Art and Textile Workshop [homespun] × Cecilie Manz
Art and Textile Workshop [homespun] × Cecilie Manz
Art and Textile Workshop [homespun] × Cecilie Manz

JC09 Art and Textile Workshop [homespun] × Cecilie Manz

Research & Development : Tomoya Tabuchi

Highly skilled techniques realizing the ultimate simplicity

Brought over by the British in the late 19th century, homespun later developed as a local industry in Iwate prefecture. After the rise in demand due to its adoption as the official uniform for the army, the Japanese government promoted its domestic production. However, due to supply shortage, industrialization and the change of lifestyle after the war, the industry declined. Iwate prefecture is the only place where homespun remains as a live industry.
Masako Mouryou from Art and Textile Workshop is an artist that inherited the techniques of homespun and uses it to create a unique textile. The collaborator was Cecile Manz. Although the material is different, the viewpoint perceiving the essence of things is the same. Manz visited the homespun workshop in Iwate and through observing the production process, he tried to find a design concept that opened up a new possibility.

Generally, homespun means the fabric is rough and thick. However, the new textile Manz proposed was thin and subtle enough to see through. A large sized fabric, bearing the gentle breeze.

It comes in 3 sizes : 1900 × 1350mm, 1900 × 700mm and 950 × 700 mm.

Homespun is weaved by a hand loom, therefore the width of the textile is limited. Manz used a needle punch technique to bring 2 pieces together. Thus, homespun expanded its field from fashion to interior items, like bed and sofa covers.

Visiting Mouryou’s workshop to research material and technique.

Process1

The shuttle that weaves the weft through the warp.

Process2

Observing the weaving process.

Process3

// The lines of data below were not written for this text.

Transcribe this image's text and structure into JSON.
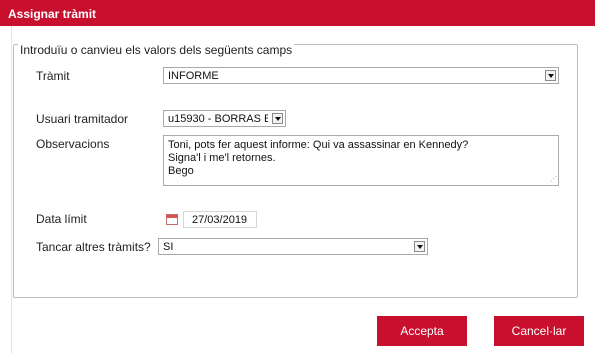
{
  "dialog": {
    "title": "Assignar tràmit"
  },
  "form": {
    "legend": "Introduïu o canvieu els valors dels següents camps",
    "tramit": {
      "label": "Tràmit",
      "value": "INFORME"
    },
    "usuari": {
      "label": "Usuari tramitador",
      "value": "u15930 - BORRAS E"
    },
    "observacions": {
      "label": "Observacions",
      "value": "Toni, pots fer aquest informe: Qui va assassinar en Kennedy?\nSigna'l i me'l retornes.\nBego"
    },
    "data_limit": {
      "label": "Data límit",
      "value": "27/03/2019"
    },
    "tancar": {
      "label": "Tancar altres tràmits?",
      "value": "SI"
    }
  },
  "buttons": {
    "accept": "Accepta",
    "cancel": "Cancel·lar"
  },
  "icons": {
    "dropdown": "chevron-down-icon",
    "calendar": "calendar-icon",
    "resize": "resize-grip-icon"
  },
  "colors": {
    "accent": "#c8102e"
  }
}
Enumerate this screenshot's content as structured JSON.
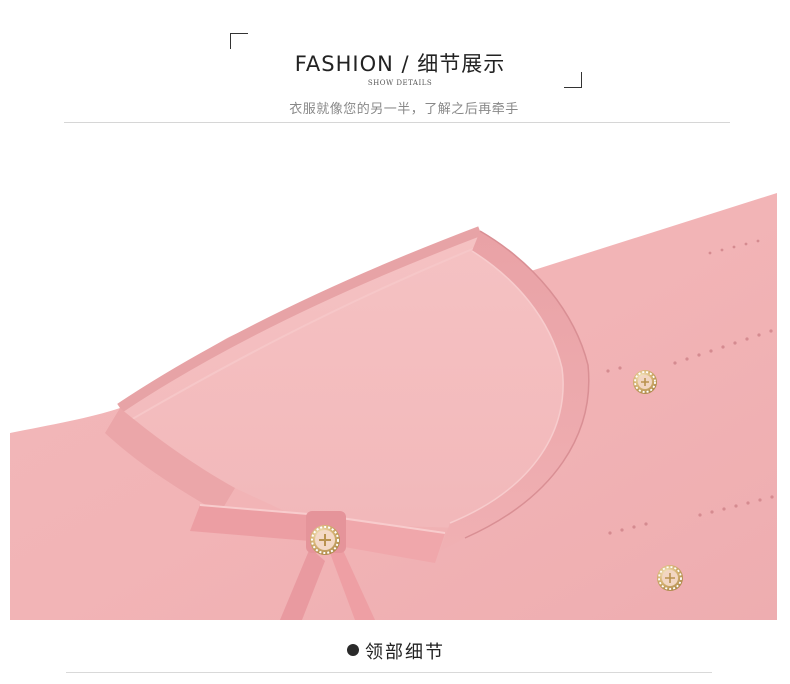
{
  "header": {
    "title": "FASHION / 细节展示",
    "subtitle": "SHOW DETAILS",
    "tagline": "衣服就像您的另一半，了解之后再牵手"
  },
  "colors": {
    "knit_pink": "#f0b1b4",
    "knit_shadow": "#df9a9d",
    "gold": "#c9a660",
    "text_dark": "#222222",
    "text_grey": "#888888"
  },
  "caption": {
    "label": "领部细节"
  }
}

Thred dyed in many colors.

Process4

Wool, the raw material of homespun.

Process5

Carding technique that prepares the direction of the fibres.

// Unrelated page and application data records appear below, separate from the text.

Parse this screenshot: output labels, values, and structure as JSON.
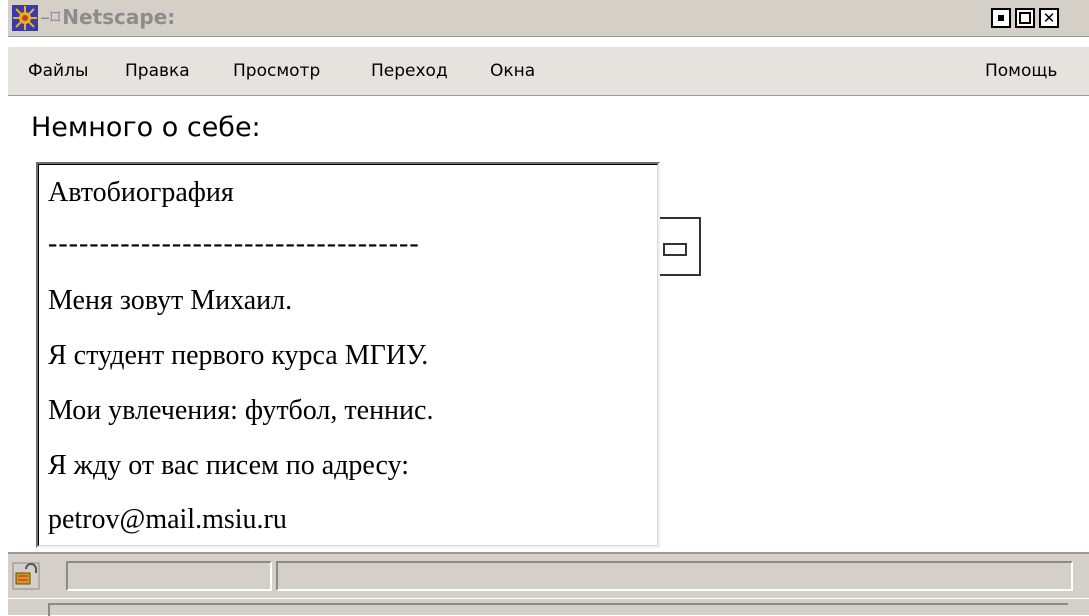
{
  "window": {
    "title_prefix": "–⌑",
    "title": "Netscape:",
    "buttons": {
      "minimize": "minimize",
      "maximize": "maximize",
      "close": "✕"
    }
  },
  "menu": {
    "items": [
      "Файлы",
      "Правка",
      "Просмотр",
      "Переход",
      "Окна"
    ],
    "help": "Помощь"
  },
  "content": {
    "heading": "Немного о себе:",
    "textarea_lines": [
      "Автобиография",
      "------------------------------------",
      "Меня зовут Михаил.",
      "Я студент первого курса МГИУ.",
      "Мои увлечения: футбол, теннис.",
      "Я жду от вас писем по адресу:",
      "petrov@mail.msiu.ru"
    ]
  },
  "statusbar": {
    "security_icon": "padlock-open-icon"
  },
  "colors": {
    "chrome": "#d4d0c8",
    "menubar": "#e6e3de",
    "title_text": "#8c8c8c"
  }
}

Process6

Mixing 2 kinds of wool.

Process7

Masako Mouryou (Art and Textile Workshop)

After studying dyeing at university, she learned the techniques used for making homespun. At present, she is responsible for the entire process of dyeing, spinning, and weaving while respecting the regionalism of the Tohoku area, especially the cities of Miyako and Morioka in Iwate Prefecture, while working as an artist pursing figurative potential from the wool and silkworm egg stages. She is participating in this project as a creator.

Cecilie Manz

Born in Demark, after studying furniture at The Royal Danish Academy of Fine Arts - The School of Design (Copenhagen) and the University of Art and Design (Helsinki), she opened her own studio, Cecilie Manz Studio, in Copenhagen in 1998. At present, she designs furniture, as well as glass products, accessories, lighting equipment, fabric products, and many other items. Her products are noted for harmonizing functionality required in peoples’ daily lives with a poetic beauty.

Research & Development: Tomoya Tabuchi

Born in Tochigi in 1974. After graduating from Kuwasawa Design Institute, he worked as an in-house designer for a furniture company. In 2010, he founded [office for creation] and began working as a freelance designer. Specializing in furniture design, he is also works as a graphic designer and art director.

Masako Mouryou (Art and Textile Workshop)
Masako Mouryou (Art and Textile Workshop)
Cecilie Manz
Cecilie Manz
Research & Development: Tomoya Tabuchi
Research & Development: Tomoya Tabuchi